_Required work_. Below are the records; tally the lines that include "устройства" and report only the total.

_Data for this task_.

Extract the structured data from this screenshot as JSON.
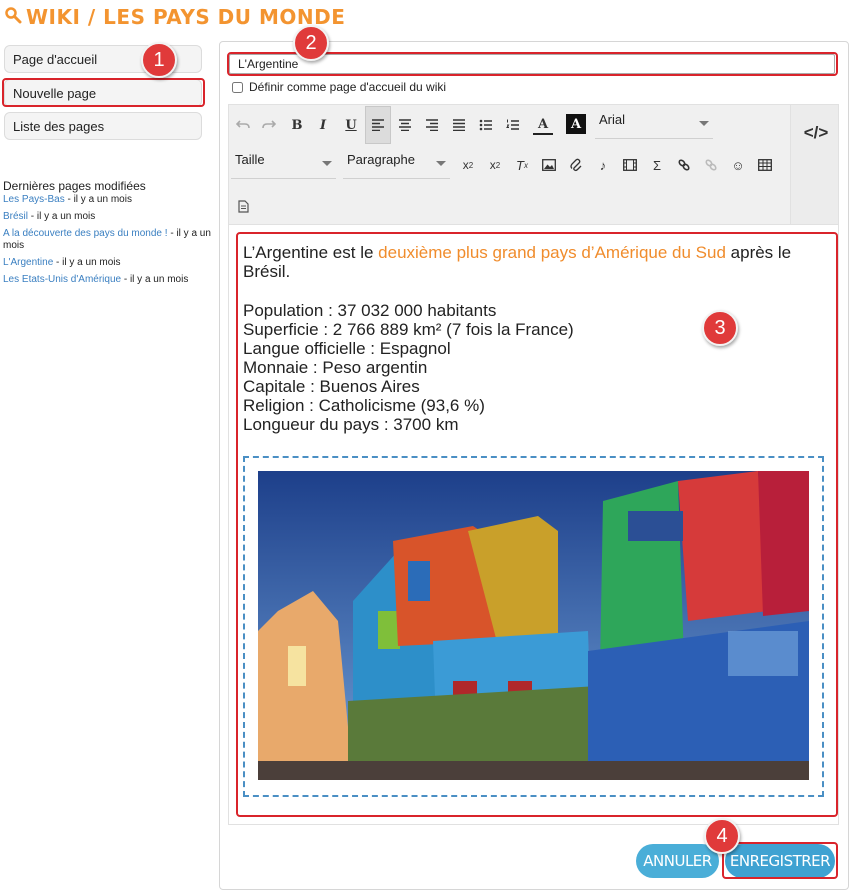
{
  "header": {
    "title": "WIKI / LES PAYS DU MONDE",
    "icon": "search-icon"
  },
  "sidebar": {
    "buttons": [
      {
        "label": "Page d'accueil"
      },
      {
        "label": "Nouvelle page"
      },
      {
        "label": "Liste des pages"
      }
    ],
    "recent_title": "Dernières pages modifiées",
    "recent": [
      {
        "title": "Les Pays-Bas",
        "meta": " - il y a un mois"
      },
      {
        "title": "Brésil",
        "meta": " - il y a un mois"
      },
      {
        "title": "A la découverte des pays du monde !",
        "meta": " - il y a un mois"
      },
      {
        "title": "L'Argentine",
        "meta": " - il y a un mois"
      },
      {
        "title": "Les Etats-Unis d'Amérique",
        "meta": " - il y a un mois"
      }
    ]
  },
  "form": {
    "title_value": "L'Argentine",
    "homepage_label": "Définir comme page d'accueil du wiki"
  },
  "toolbar": {
    "font_value": "Arial",
    "size_placeholder": "Taille",
    "format_value": "Paragraphe",
    "source_label": "</>"
  },
  "content": {
    "lead_before": "L’Argentine est le ",
    "lead_highlight": "deuxième plus grand pays d’Amérique du Sud",
    "lead_after": " après le Brésil.",
    "facts": [
      "Population : 37 032 000 habitants",
      "Superficie : 2 766 889  km² (7 fois la France)",
      "Langue officielle : Espagnol",
      "Monnaie : Peso argentin",
      "Capitale : Buenos Aires",
      "Religion : Catholicisme (93,6 %)",
      "Longueur du pays : 3700 km"
    ]
  },
  "actions": {
    "cancel_label": "ANNULER",
    "save_label": "ENREGISTRER"
  },
  "callouts": [
    "1",
    "2",
    "3",
    "4"
  ],
  "colors": {
    "accent": "#f39430",
    "link": "#3a7fc1",
    "button": "#3fa2d2",
    "highlight": "#d9242b"
  }
}
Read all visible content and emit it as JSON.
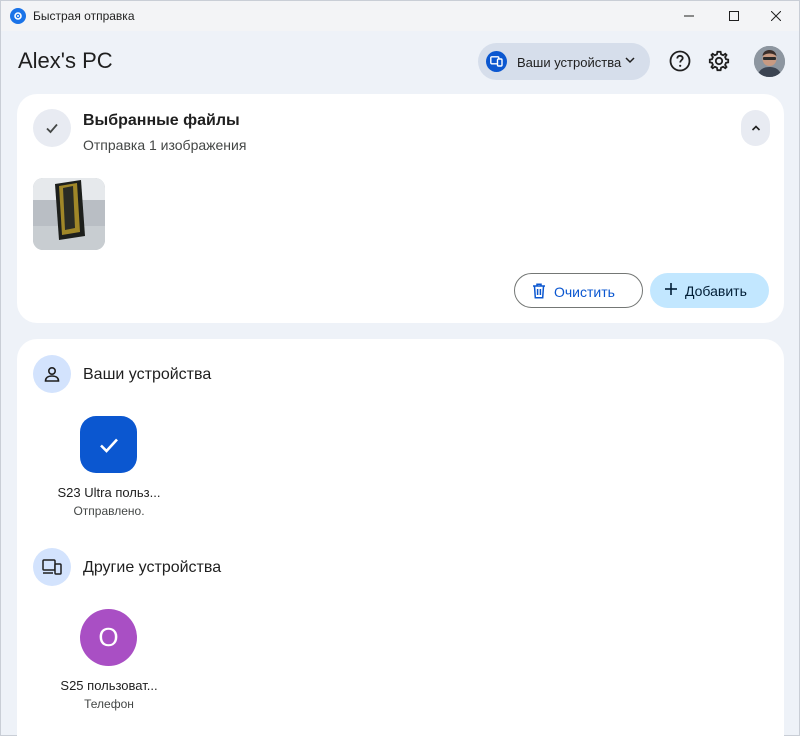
{
  "window": {
    "title": "Быстрая отправка"
  },
  "header": {
    "pc_name": "Alex's PC",
    "devices_dropdown_label": "Ваши устройства"
  },
  "selected_files": {
    "title": "Выбранные файлы",
    "subtitle": "Отправка 1 изображения",
    "clear_label": "Очистить",
    "add_label": "Добавить"
  },
  "your_devices": {
    "title": "Ваши устройства",
    "items": [
      {
        "name": "S23 Ultra польз...",
        "status": "Отправлено."
      }
    ]
  },
  "other_devices": {
    "title": "Другие устройства",
    "items": [
      {
        "name": "S25 пользоват...",
        "status": "Телефон",
        "initial": "O"
      }
    ]
  },
  "colors": {
    "accent": "#0b57d0",
    "pill_bg": "#d6deeb",
    "add_button_bg": "#c2e7ff",
    "avatar_purple": "#a94fc4"
  },
  "icons": [
    "quick-share-icon",
    "devices-icon",
    "chevron-down-icon",
    "help-icon",
    "gear-icon",
    "check-icon",
    "chevron-up-icon",
    "trash-icon",
    "plus-icon",
    "person-icon"
  ]
}
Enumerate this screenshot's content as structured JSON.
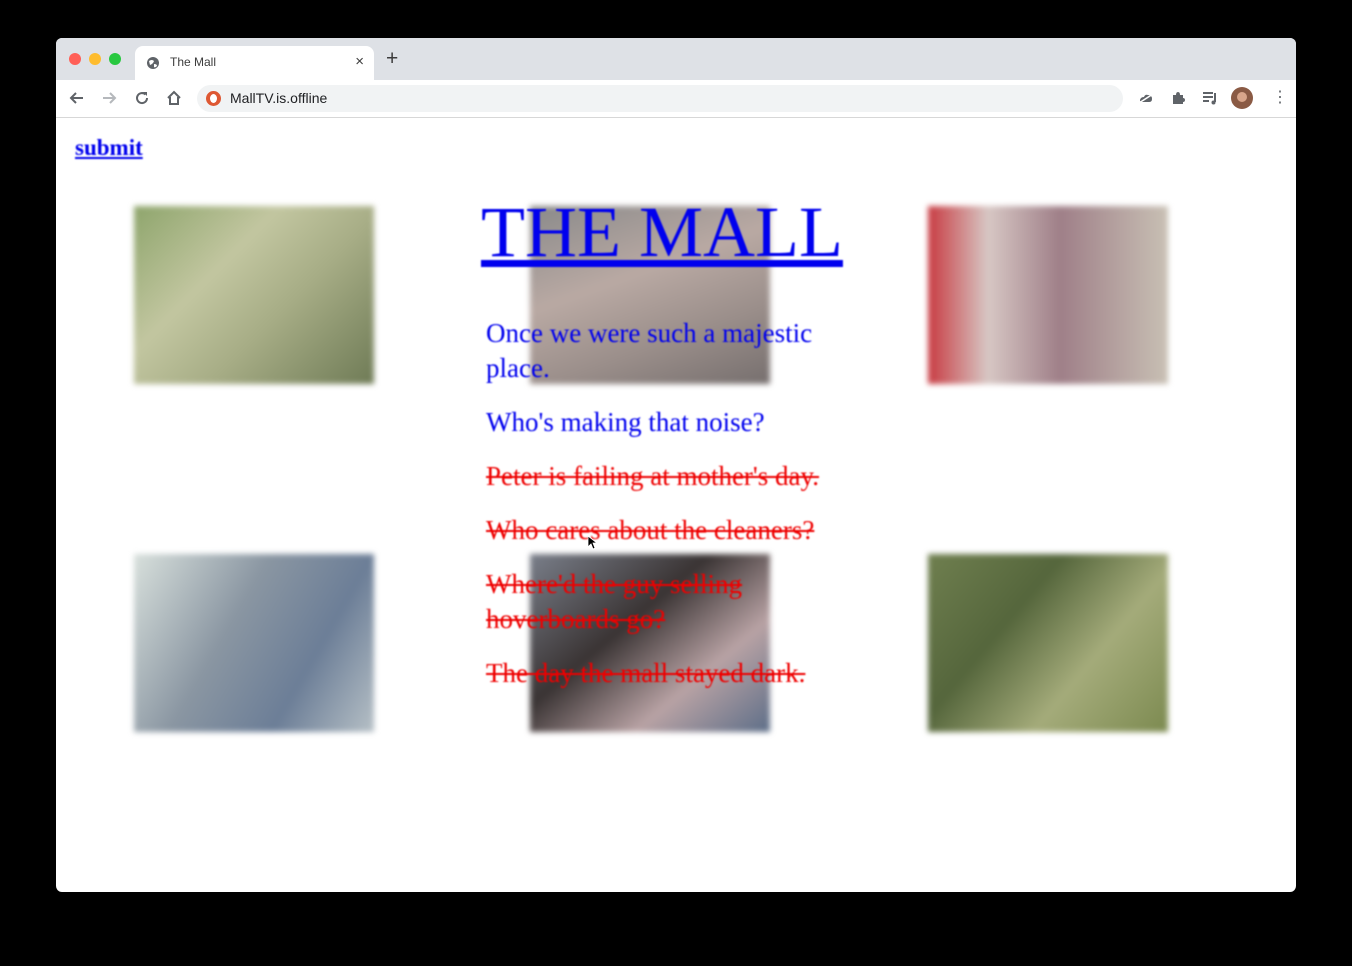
{
  "browser": {
    "tab_title": "The Mall",
    "tab_close": "×",
    "new_tab": "+",
    "url": "MallTV.is.offline"
  },
  "page": {
    "submit_link": "submit",
    "title": "THE MALL",
    "lines": [
      {
        "text": "Once we were such a majestic place.",
        "state": "active"
      },
      {
        "text": "Who's making that noise?",
        "state": "active"
      },
      {
        "text": "Peter is failing at mother's day.",
        "state": "struck"
      },
      {
        "text": "Who cares about the cleaners?",
        "state": "struck"
      },
      {
        "text": "Where'd the guy selling hoverboards go?",
        "state": "struck"
      },
      {
        "text": "The day the mall stayed dark.",
        "state": "struck"
      }
    ]
  },
  "colors": {
    "link_blue": "#0000ee",
    "strike_red": "#ee0000"
  }
}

_Response to this task_. 3